hsdram1.Init.ReadPipeDelay      = FMC_SDRAM_RPIPE_DELAY_0; 

/* SdramTiming */
SdramTiming.LoadToActiveDelay    = 2;
SdramTiming.ExitSelfRefreshDelay = 7;
SdramTiming.SelfRefreshTime      = 4;
SdramTiming.RowCycleDelay        = 7;
SdramTiming.WriteRecoveryTime    = 3;
SdramTiming.RPDelay              = 2;
SdramTiming.RCDDelay             = 2;

Even if SDRAM_HandleTypeDef hsdram1; is declared below our init function, it can be used in the upper user code section of fmc.c, because it is declared external in fmc.h, which is included just ahead of the user code section. Again not very clean, but it works.

My Two Cents About HAL…

And for all of you crying that HAL is way to oversized for STM32 projects and everybody needs to know about all registers of the devices. Maybe you are right, but this is no excuse for writing bad code. In my opinion, HAL does a very good job at keeping cohesion high and coupling low. The main problems with it originate from CubeMX templates, that break some of the rules for good coding. Would it use more techniques like first class abstract data types and ensure, the extension points (user code sections, callbacks) are sufficient, it would guide more people to a well designed architecture. Currently, programmers are forced to break the boundaries too often. The same applies e.g. for my other post about UART continuous receive

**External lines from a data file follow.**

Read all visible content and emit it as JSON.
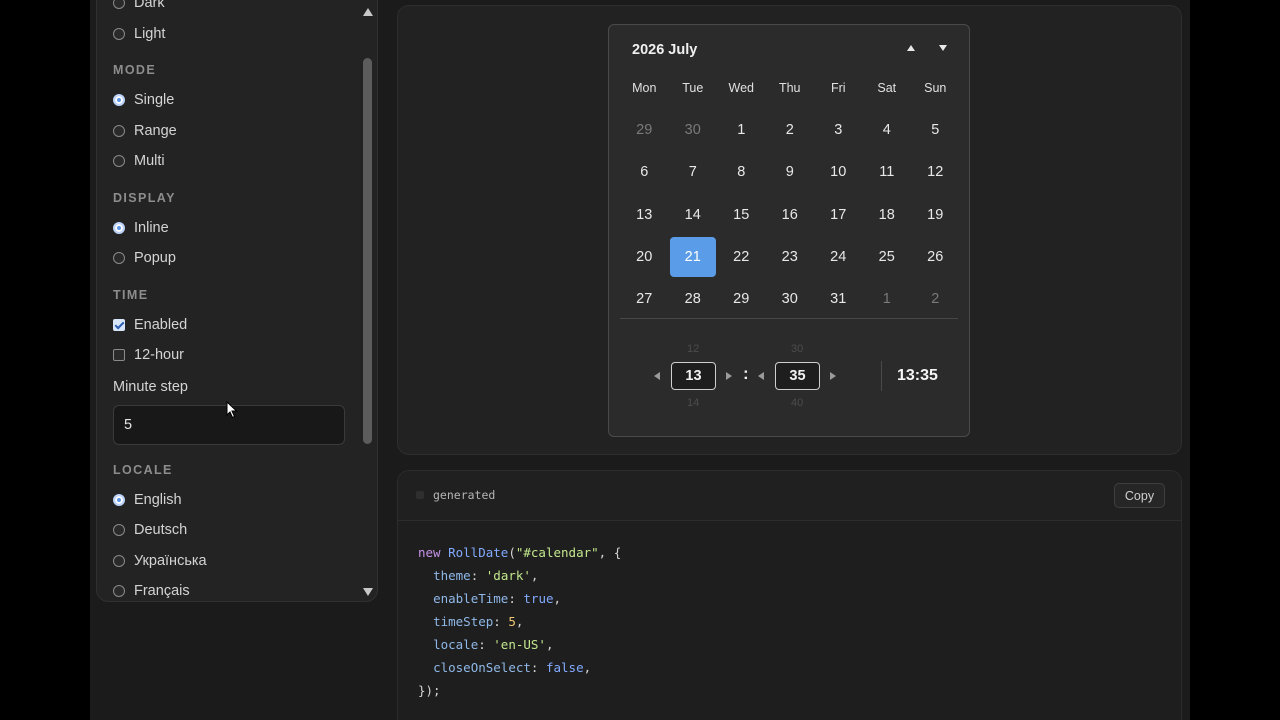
{
  "settings": {
    "theme_partial_option": "Dark",
    "theme_option_light": "Light",
    "mode": {
      "title": "MODE",
      "options": [
        "Single",
        "Range",
        "Multi"
      ]
    },
    "display": {
      "title": "DISPLAY",
      "options": [
        "Inline",
        "Popup"
      ]
    },
    "time": {
      "title": "TIME",
      "enabled_label": "Enabled",
      "twelve_hour_label": "12-hour",
      "minute_step_label": "Minute step",
      "minute_step_value": "5"
    },
    "locale": {
      "title": "LOCALE",
      "options": [
        "English",
        "Deutsch",
        "Українська",
        "Français"
      ]
    }
  },
  "calendar": {
    "title": "2026 July",
    "weekdays": [
      "Mon",
      "Tue",
      "Wed",
      "Thu",
      "Fri",
      "Sat",
      "Sun"
    ],
    "days": [
      {
        "label": "29",
        "muted": true
      },
      {
        "label": "30",
        "muted": true
      },
      {
        "label": "1"
      },
      {
        "label": "2"
      },
      {
        "label": "3"
      },
      {
        "label": "4"
      },
      {
        "label": "5"
      },
      {
        "label": "6"
      },
      {
        "label": "7"
      },
      {
        "label": "8"
      },
      {
        "label": "9"
      },
      {
        "label": "10"
      },
      {
        "label": "11"
      },
      {
        "label": "12"
      },
      {
        "label": "13"
      },
      {
        "label": "14"
      },
      {
        "label": "15"
      },
      {
        "label": "16"
      },
      {
        "label": "17"
      },
      {
        "label": "18"
      },
      {
        "label": "19"
      },
      {
        "label": "20"
      },
      {
        "label": "21",
        "selected": true
      },
      {
        "label": "22"
      },
      {
        "label": "23"
      },
      {
        "label": "24"
      },
      {
        "label": "25"
      },
      {
        "label": "26"
      },
      {
        "label": "27"
      },
      {
        "label": "28"
      },
      {
        "label": "29"
      },
      {
        "label": "30"
      },
      {
        "label": "31"
      },
      {
        "label": "1",
        "muted": true
      },
      {
        "label": "2",
        "muted": true
      }
    ],
    "time": {
      "hour_prev": "12",
      "hour": "13",
      "hour_next": "14",
      "minute_prev": "30",
      "minute": "35",
      "minute_next": "40",
      "separator": ":",
      "readout": "13:35"
    }
  },
  "code_panel": {
    "label": "generated",
    "copy_label": "Copy"
  },
  "colors": {
    "accent": "#5b9ce8",
    "background": "#1b1b1b",
    "panel": "#232323"
  }
}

But instead of coding low-level code that is badly evolvable (can not be extended, reused, adjusted or understand easily), I think it is better to find a clean solution to keep most of CubeMX’s code as is and use the extension points it provides. I believe it is of much higher value having projects all integrating with CubeMX nicely and therefore can be understood easily by other parties (e.g. a new team mate or the guy taking over your project), than reinventing the wheel over and over again using LL functions or direct register access. STM32 have enough space and speed to cope with a little overhead. And exactly here applies another rule of thumb from clean coding guidelines: Never try to speed optimize without profiling. This means, use a profiler to identify the critical pieces of your code and only if needed, invest time to optimize the critical parts.